William Petterson MacCracken, Jr. (September 17, 1888 - September 1969) was a pioneer aviator. MacCracken became the first federal regulator of commercial aviation when then-Secretary of Commerce Herbert Hoover named him the first Assistant Secretary of Commerce for Aeronautics in 1926. During World War I he had served as a flight instructor, had served on the Chicago Aeronautical Commission, and was a member of the board of governors of the National Aeronautical Association when selected by Hoover.
After helping to draft key safety standards and regulations that became part of the 1930 Air Mail Act, MacCracken returned to his private law practice, where he continued to be involved in the growth of commercial aviation by representing many major airlines. For that reason Postmaster General Walter F. Brown asked him to preside over what was later scandalized as the Spoils Conference, to work out an agreement between the carriers and the Post office to consolidate air mail routes into transcontinental networks operated by the best-equipped and financially stable companies. This relationship left both exposed to charges of favoritism. When MacCracken refused later to testify before Congress, he was declared a lobbyist and found in contempt of Congress for allowing clients to rip up subpoenaed documents.

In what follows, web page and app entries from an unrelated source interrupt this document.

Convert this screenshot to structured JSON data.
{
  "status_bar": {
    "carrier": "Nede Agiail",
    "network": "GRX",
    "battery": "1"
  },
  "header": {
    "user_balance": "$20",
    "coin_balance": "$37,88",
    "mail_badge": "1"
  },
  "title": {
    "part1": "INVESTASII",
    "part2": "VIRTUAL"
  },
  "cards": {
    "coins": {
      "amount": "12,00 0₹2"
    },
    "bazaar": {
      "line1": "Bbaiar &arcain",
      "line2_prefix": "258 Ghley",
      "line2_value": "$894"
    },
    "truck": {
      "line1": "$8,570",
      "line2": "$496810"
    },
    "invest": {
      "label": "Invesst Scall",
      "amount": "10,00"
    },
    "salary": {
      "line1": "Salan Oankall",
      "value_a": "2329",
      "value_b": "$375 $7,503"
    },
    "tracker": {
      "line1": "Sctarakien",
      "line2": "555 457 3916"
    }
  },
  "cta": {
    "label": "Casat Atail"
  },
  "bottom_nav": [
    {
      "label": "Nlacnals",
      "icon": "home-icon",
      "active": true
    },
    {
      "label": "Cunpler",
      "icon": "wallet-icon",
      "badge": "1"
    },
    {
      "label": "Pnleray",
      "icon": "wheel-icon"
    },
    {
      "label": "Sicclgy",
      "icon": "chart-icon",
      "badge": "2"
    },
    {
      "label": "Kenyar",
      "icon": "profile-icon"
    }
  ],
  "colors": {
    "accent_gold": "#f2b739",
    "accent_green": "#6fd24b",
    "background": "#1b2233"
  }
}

MacCracken filed a petition of habeas corpus in federal courts to overturn his arrest, but after litigation, the U.S. Supreme Court ruled that Congress had acted constitutionally, and denied the petition in the case Jurney v. MacCracken.